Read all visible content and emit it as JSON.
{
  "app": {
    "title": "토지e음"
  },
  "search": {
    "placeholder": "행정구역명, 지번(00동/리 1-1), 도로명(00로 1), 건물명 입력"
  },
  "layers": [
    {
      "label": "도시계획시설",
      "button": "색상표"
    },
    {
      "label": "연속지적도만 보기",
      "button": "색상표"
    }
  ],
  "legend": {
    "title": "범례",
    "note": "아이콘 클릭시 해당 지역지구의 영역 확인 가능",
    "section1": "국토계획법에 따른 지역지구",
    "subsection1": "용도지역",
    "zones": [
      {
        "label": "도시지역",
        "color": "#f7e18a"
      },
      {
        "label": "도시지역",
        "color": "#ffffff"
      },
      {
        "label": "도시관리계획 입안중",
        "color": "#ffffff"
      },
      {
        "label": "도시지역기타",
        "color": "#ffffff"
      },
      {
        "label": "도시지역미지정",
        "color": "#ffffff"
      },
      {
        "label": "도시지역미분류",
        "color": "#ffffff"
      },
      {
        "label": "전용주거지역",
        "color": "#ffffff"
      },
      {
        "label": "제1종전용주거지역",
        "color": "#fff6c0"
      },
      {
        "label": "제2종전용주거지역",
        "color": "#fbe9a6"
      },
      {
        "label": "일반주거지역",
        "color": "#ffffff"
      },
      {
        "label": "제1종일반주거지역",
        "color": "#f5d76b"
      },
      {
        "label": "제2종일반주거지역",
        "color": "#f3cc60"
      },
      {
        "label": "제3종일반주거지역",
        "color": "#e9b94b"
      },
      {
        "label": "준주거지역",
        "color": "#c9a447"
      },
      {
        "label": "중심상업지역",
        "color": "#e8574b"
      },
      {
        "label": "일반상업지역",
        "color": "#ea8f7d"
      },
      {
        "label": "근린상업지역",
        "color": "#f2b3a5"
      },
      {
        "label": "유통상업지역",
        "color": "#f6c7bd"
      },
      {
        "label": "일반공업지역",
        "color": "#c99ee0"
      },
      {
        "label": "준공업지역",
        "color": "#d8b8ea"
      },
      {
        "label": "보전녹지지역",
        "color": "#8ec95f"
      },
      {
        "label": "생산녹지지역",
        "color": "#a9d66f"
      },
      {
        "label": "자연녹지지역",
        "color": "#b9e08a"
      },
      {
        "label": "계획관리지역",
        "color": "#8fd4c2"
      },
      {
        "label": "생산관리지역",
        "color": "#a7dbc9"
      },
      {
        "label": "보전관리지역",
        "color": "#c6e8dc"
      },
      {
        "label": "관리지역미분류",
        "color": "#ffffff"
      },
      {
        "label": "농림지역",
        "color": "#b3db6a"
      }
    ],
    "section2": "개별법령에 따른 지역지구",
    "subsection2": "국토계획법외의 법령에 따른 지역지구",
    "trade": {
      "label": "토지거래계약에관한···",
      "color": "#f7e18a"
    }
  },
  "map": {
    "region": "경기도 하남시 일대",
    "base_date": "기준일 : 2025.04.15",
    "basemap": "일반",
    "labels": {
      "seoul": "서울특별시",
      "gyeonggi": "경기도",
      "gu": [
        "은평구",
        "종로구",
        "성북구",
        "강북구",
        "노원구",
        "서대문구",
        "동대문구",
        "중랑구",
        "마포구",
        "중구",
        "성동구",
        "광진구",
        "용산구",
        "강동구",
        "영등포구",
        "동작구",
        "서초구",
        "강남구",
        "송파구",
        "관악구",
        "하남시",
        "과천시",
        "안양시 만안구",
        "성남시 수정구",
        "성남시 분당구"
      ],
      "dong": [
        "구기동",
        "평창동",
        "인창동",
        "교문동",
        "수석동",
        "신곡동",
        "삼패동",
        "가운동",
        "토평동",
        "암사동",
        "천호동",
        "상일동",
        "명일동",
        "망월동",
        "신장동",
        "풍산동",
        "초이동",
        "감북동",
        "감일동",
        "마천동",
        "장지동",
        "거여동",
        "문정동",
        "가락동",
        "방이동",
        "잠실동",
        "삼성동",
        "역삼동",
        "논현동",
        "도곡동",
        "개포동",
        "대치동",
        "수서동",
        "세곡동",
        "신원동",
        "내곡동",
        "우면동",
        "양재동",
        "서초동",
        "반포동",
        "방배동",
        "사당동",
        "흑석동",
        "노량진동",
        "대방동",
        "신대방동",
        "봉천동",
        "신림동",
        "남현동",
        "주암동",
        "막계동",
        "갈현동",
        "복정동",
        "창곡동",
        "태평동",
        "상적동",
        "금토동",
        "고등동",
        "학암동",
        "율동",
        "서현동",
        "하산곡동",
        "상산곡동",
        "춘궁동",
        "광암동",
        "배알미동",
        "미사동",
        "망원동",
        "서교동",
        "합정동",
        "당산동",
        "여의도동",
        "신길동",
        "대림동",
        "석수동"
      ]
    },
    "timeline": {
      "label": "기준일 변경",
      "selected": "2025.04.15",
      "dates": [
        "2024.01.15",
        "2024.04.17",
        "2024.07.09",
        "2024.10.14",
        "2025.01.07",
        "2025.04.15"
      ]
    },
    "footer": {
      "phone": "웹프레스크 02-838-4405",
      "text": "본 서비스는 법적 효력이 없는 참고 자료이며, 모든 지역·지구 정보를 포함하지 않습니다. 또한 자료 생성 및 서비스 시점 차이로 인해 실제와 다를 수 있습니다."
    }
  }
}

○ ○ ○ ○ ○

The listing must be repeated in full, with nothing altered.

Read all visible content and emit it as JSON.
{
  "app": {
    "title": "토지e음"
  },
  "search": {
    "placeholder": "행정구역명, 지번(00동/리 1-1), 도로명(00로 1), 건물명 입력"
  },
  "layers": [
    {
      "label": "도시계획시설",
      "button": "색상표"
    },
    {
      "label": "연속지적도만 보기",
      "button": "색상표"
    }
  ],
  "legend": {
    "title": "범례",
    "note": "아이콘 클릭시 해당 지역지구의 영역 확인 가능",
    "section1": "국토계획법에 따른 지역지구",
    "subsection1": "용도지역",
    "zones": [
      {
        "label": "도시지역",
        "color": "#f7e18a"
      },
      {
        "label": "도시지역",
        "color": "#ffffff"
      },
      {
        "label": "도시관리계획 입안중",
        "color": "#ffffff"
      },
      {
        "label": "도시지역기타",
        "color": "#ffffff"
      },
      {
        "label": "도시지역미지정",
        "color": "#ffffff"
      },
      {
        "label": "도시지역미분류",
        "color": "#ffffff"
      },
      {
        "label": "전용주거지역",
        "color": "#ffffff"
      },
      {
        "label": "제1종전용주거지역",
        "color": "#fff6c0"
      },
      {
        "label": "제2종전용주거지역",
        "color": "#fbe9a6"
      },
      {
        "label": "일반주거지역",
        "color": "#ffffff"
      },
      {
        "label": "제1종일반주거지역",
        "color": "#f5d76b"
      },
      {
        "label": "제2종일반주거지역",
        "color": "#f3cc60"
      },
      {
        "label": "제3종일반주거지역",
        "color": "#e9b94b"
      },
      {
        "label": "준주거지역",
        "color": "#c9a447"
      },
      {
        "label": "중심상업지역",
        "color": "#e8574b"
      },
      {
        "label": "일반상업지역",
        "color": "#ea8f7d"
      },
      {
        "label": "근린상업지역",
        "color": "#f2b3a5"
      },
      {
        "label": "유통상업지역",
        "color": "#f6c7bd"
      },
      {
        "label": "일반공업지역",
        "color": "#c99ee0"
      },
      {
        "label": "준공업지역",
        "color": "#d8b8ea"
      },
      {
        "label": "보전녹지지역",
        "color": "#8ec95f"
      },
      {
        "label": "생산녹지지역",
        "color": "#a9d66f"
      },
      {
        "label": "자연녹지지역",
        "color": "#b9e08a"
      },
      {
        "label": "계획관리지역",
        "color": "#8fd4c2"
      },
      {
        "label": "생산관리지역",
        "color": "#a7dbc9"
      },
      {
        "label": "보전관리지역",
        "color": "#c6e8dc"
      },
      {
        "label": "관리지역미분류",
        "color": "#ffffff"
      },
      {
        "label": "농림지역",
        "color": "#b3db6a"
      }
    ],
    "section2": "개별법령에 따른 지역지구",
    "subsection2": "국토계획법외의 법령에 따른 지역지구",
    "trade": {
      "label": "토지거래계약에관한···",
      "color": "#f7e18a"
    }
  },
  "map": {
    "region": "경기도 하남시 일대",
    "base_date": "기준일 : 2025.04.15",
    "basemap": "일반",
    "labels": {
      "seoul": "서울특별시",
      "gyeonggi": "경기도",
      "gu": [
        "은평구",
        "종로구",
        "성북구",
        "강북구",
        "노원구",
        "서대문구",
        "동대문구",
        "중랑구",
        "마포구",
        "중구",
        "성동구",
        "광진구",
        "용산구",
        "강동구",
        "영등포구",
        "동작구",
        "서초구",
        "강남구",
        "송파구",
        "관악구",
        "하남시",
        "과천시",
        "안양시 만안구",
        "성남시 수정구",
        "성남시 분당구"
      ],
      "dong": [
        "구기동",
        "평창동",
        "인창동",
        "교문동",
        "수석동",
        "신곡동",
        "삼패동",
        "가운동",
        "토평동",
        "암사동",
        "천호동",
        "상일동",
        "명일동",
        "망월동",
        "신장동",
        "풍산동",
        "초이동",
        "감북동",
        "감일동",
        "마천동",
        "장지동",
        "거여동",
        "문정동",
        "가락동",
        "방이동",
        "잠실동",
        "삼성동",
        "역삼동",
        "논현동",
        "도곡동",
        "개포동",
        "대치동",
        "수서동",
        "세곡동",
        "신원동",
        "내곡동",
        "우면동",
        "양재동",
        "서초동",
        "반포동",
        "방배동",
        "사당동",
        "흑석동",
        "노량진동",
        "대방동",
        "신대방동",
        "봉천동",
        "신림동",
        "남현동",
        "주암동",
        "막계동",
        "갈현동",
        "복정동",
        "창곡동",
        "태평동",
        "상적동",
        "금토동",
        "고등동",
        "학암동",
        "율동",
        "서현동",
        "하산곡동",
        "상산곡동",
        "춘궁동",
        "광암동",
        "배알미동",
        "미사동",
        "망원동",
        "서교동",
        "합정동",
        "당산동",
        "여의도동",
        "신길동",
        "대림동",
        "석수동"
      ]
    },
    "timeline": {
      "label": "기준일 변경",
      "selected": "2025.04.15",
      "dates": [
        "2024.01.15",
        "2024.04.17",
        "2024.07.09",
        "2024.10.14",
        "2025.01.07",
        "2025.04.15"
      ]
    },
    "footer": {
      "phone": "웹프레스크 02-838-4405",
      "text": "본 서비스는 법적 효력이 없는 참고 자료이며, 모든 지역·지구 정보를 포함하지 않습니다. 또한 자료 생성 및 서비스 시점 차이로 인해 실제와 다를 수 있습니다."
    }
  }
}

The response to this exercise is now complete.